A Word Fitly Spoken

by Christina Deanne © 2012

I met my friend Cecy when she came to our church for the first time. She was diagnosed with lupus and rheumatoid arthritis. However, you'd never know it. She gets around very well for herself and it is easy to forget that she is sick. Cecy is one who is positive and gifted with an inner strength that comes from the personality God has given her.

Not everyone is like her. This is especially true if a person has recently received a diagnosis for a chronic illness. Emotions are raw as your loved one or friend deals with
a new normal of doctor visits, tests and physical problems that may worsen. It is even harder on those with chronic illnesses that are invisible or not apparent.

We want to say a word of encouragement. We think our words are better than awkward silence. Unfortunately that is not always true. Here are a few examples of what not to say to someone dealing with a long term or chronic sickness.

      You are so strong and good.

It may be that a friend looks well groomed and dressed. It may have taken them hours to get ready just to look what they know will be presentable in a public place. It may also be that they pretend and put on a good face.

Do not assume that because she wears make up or he sports a brand new tie that she or he feels physically well. Compliment something specific, like a pair of earrings or his tie. Say how glad you are to see your friend. If you have not seen her in a while, tell her you have missed her.

      We know all things work together for good to those that love the Lord and the cousin phrase, God never gives us more than we can handle.

In my opinion, this is just a deflection, a churchy saying meant to keep someone at arm's length so ugly, uncomfortable feelings do not need to be shared. Romans 8:28 gets tossed out like a tissue.

If a person is struggling, this is the last verse she wants to hear. Better you say nothing and give a hug or send a card. A plate of homemade cookies or casserole dropped off at the door would mean so much more. When you don’t feel well and are exhausted, you know and appreciate the time and energy it takes to make something and deliver it.

The only time I will ever share Romans 8:28 is toward the end of a long discussion with a close friend and followed immediately with prayer.

      Just pray a little harder.

Someone with long term illness has prayed. She has prayed morning, noon and night about her symptoms and diagnosis. She’s prayed in the car, in the waiting room, in the bathroom, at the dining room table and at the kitchen sink. She’s prayed about it while listening to a sermon or opening the garage door.

Instead, you pray for her a little harder. Send a beautiful card by mail because a beautiful card is not a bill from the doctor. If you see her on Facebook or if you have her email, type a prayer using your own words and send it. I have been on the receiving end of prayers like that and I can tell you they brought me a needed refreshing of love and support.

There are many other things not to say so I will refer you to others who have written much longer lists.

You want to say something and the person longs to hear kindness and encouragement that points her/him to the faithfulness of God. Proverbs 25:11 says:

A word fitly spoken is like apples of gold in pictures of silver.

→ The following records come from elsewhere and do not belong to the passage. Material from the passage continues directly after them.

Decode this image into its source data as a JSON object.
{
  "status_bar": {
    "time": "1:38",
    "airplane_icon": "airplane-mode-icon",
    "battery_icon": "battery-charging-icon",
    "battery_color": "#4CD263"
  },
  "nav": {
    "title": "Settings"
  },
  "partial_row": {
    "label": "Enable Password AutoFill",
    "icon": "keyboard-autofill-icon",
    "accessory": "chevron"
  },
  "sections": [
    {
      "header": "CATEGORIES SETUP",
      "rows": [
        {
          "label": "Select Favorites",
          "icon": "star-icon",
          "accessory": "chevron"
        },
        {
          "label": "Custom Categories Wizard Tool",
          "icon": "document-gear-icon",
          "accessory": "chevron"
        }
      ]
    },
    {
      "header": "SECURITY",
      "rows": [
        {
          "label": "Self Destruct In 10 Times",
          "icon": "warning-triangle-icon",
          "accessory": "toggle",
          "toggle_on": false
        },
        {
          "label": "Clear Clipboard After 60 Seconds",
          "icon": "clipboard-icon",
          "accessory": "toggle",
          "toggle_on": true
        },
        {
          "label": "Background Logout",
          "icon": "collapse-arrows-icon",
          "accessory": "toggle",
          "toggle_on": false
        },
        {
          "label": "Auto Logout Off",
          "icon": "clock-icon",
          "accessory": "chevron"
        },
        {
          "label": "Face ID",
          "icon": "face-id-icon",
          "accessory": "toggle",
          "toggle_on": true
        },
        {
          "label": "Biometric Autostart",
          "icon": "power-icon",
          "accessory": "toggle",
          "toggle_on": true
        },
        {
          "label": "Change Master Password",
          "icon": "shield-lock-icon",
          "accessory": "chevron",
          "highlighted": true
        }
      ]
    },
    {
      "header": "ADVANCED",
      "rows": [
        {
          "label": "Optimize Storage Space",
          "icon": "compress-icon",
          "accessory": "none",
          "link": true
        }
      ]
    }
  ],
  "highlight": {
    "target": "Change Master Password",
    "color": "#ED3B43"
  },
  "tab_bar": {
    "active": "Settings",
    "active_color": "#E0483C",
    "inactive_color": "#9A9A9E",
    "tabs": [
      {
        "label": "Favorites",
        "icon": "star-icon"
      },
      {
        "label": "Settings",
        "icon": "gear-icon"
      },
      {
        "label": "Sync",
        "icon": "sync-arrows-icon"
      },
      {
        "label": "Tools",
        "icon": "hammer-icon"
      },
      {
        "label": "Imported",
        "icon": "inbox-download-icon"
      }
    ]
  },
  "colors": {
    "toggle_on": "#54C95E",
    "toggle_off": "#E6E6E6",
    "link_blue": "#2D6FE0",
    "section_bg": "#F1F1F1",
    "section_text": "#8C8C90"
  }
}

Choose what to say carefully and lovingly. And remember sometimes the unspoken words are the golden ones.
ABOUT THE AUTHOR: Christina Deanne is a wife and stay at home mother who lives in the Chicagoland area. She went back to college and received an Associates of Applied Arts in 2010. She has also written several articles about her experiences as a parent of a child with Asperger's syndrome.


  1. Thank you! We need reminders like this to help us be a better friend.

    1. I'm afraid I have been guilty of some these. Thank you, Chris, for offering us better ways.

  2. As someone who suffers from CFS, this hit the nail right on the head. Well-meaning friends have done all of the above. I like your suggestions for how people can really help us out. A card or a meal is an overwhelming act of generosity to me.

    1. I used to ask friends "how can I help?" but I learned there is a better way. Now I make it easier for them and ask if I can fix a meal, help with grocery shopping or the laundry, etc. I love it when I get an email that says my friend is praying for me just because. But I too often get caught up in the busyness of my day when it will only take a minute or two to send a card or email.

  3. If anything, please don't ever use Rom. 8:28 unless you are intimate close friends with a person. In my own experience, it is not helpful.

    My oldest has very mild autism and people would routinely quote that verse. I found the best encouragement to be homemade cookies on a paper plate with a plastic wrap cover. It showed me time, it showed me energy and it showed me kindness, especially toward my entire family.

  4. I agree, wholeheartedly with this! Nicely written, Chris!!

  5. Thanks for the kind words my dear friend! There's a reason God brought the girls and I to Crosswinds. Luv ya!

  6. so true that the sick person is to be prayed for by others. I don't know where we got that individualistic idea that people are to pray for their own illnesses. The church is to be their help and their family and their intercessors. Great article.